Getting a mock salary deal between an NFL player and owners drew 36 teams to Tulane Law School Jan. 26-27 for the Professional Football Negotiation Competition which entered its fourth year organized by the Tulane Sports Law Society. The finals brought two teams together; Chapman University Law School represented the Detroit Lions and Villanova Law School represented soon-to-be free agent and Lions’ defensive end Ziggy Ansah. Both teams argued ardently for their respective positions, hoping to persuade judges – representing football industry leaders – that they could cut the best deal for their side.  Unlike the earlier International Baseball Arbitration Competition, the NFL negotiation teams seek a deal between player and club, not just present arguments for or against the salary a player has requested. For about 45 minutes, the two final teams sought salary and compensation terms that gave Ansah what he wanted and what the team believed to be his “market value.” In the end, both sides agreed to a $58.5 million, four-year contract that was packed with bonuses and potential future earnings based on performance. But only one team could win, and it was Chapman Law who took home the championship trophy. Teammates Spencer Shain and Jared Silverstone, both 3Ls, won by a razor-thin margin of 3-2. The judges said they had held their position well, although they had provided a starting salary point so low some judges had expected the players’ negotiators initially to walk, sending Ansah into free agency. The Villanova team pushed hard for a large signing bonus, plus workout incentives. Overall, the five finalist judges were impressed with the competition. Throughout the two-day event, exclusively organized by Tulane students, there were experts from around the country who help judge every team’s performance including a number of Tulane alumni. Some of them helped launch the competition four years ago.

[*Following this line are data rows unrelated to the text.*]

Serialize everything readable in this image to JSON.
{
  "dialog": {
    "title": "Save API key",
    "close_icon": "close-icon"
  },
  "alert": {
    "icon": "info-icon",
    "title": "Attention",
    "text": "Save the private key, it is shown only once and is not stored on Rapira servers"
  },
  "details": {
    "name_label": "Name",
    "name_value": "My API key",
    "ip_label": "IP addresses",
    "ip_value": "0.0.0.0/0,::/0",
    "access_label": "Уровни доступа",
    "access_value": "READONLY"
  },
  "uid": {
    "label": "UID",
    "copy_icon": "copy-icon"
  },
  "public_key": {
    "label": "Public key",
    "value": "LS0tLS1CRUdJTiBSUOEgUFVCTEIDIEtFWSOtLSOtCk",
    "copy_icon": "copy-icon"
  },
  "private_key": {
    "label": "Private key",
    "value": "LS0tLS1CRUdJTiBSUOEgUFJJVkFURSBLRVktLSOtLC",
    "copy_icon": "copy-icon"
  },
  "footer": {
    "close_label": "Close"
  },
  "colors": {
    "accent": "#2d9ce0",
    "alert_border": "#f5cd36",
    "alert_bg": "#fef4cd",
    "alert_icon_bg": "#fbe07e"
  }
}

The judges were: •    Nick Sabella (L’12), Football Administration Coordinator, Chicago Bears •    Ryan Feder (L’15), Football Technology Analyst, Green Bay Packers •    Brandon Shore, Senior Director, Football Administration, Miami Dolphins •    Khai Harley ,  Vice President of Football Administration, New Orleans Saints •    James Waldhauser , Shareholder, Cousineau, Waldhauser, & Kieselbach P.A •    Jason Fitzgerald,  Founder of •    AJ Stevens (L’16),  Football Administration Assistant, Tampa Bay Buccaneers •    Greg Castillo (L’17), former Scouting Assistant, New Orleans Saints who is joining the Kansas City Chiefs •    J.I. Halsell, Curator of •    Jacqueline Davidson,  Director of Football Administration, New York Jets •    Bryce Johnston, Football Administration, Philadelphia Eagles •    Tate Martin (L’17), NFLPA Certified Contract Advisor, Cavignac Sports •    Harrison Smith (L’16), NFLPA Certified Contract Advisor, Paradigm Sports Tulane Sports Law Society Board Member and co-chair of the competition, Erin O’Neill (L’18), said the competition provides law students with an incredible opportunity to network with professionals in the industry as well as improve their negotiation skills. “Any law students that are serious about pursuing a career in the NFL should be looking into this competition,” O’Neill said.   Tulane Law School Dean David Meyer praised competition and the success of the Sports Law Program, which is producing alumni that quickly are joining to the top ranks of the sports world.   He pointed to Castillo, who judged the weekend competition and who was recently hired by  the Kansas City Chiefs; Marshall Rader (L’16), who is joining the Los Angeles Lakers; and alumna Dameka Fields (L’16), who has parlayed an internship with the Minnesota Vikings into a full-time job in the team’s legal and business affairs division.   “This is one of the most dynamic areas of law and we are so pleased to see the success of this fully student-run competition,” Meyer said. “Our students are learning from the best in the field how to be top negotiators and arbitrators and the sports industry sees them as great assets.”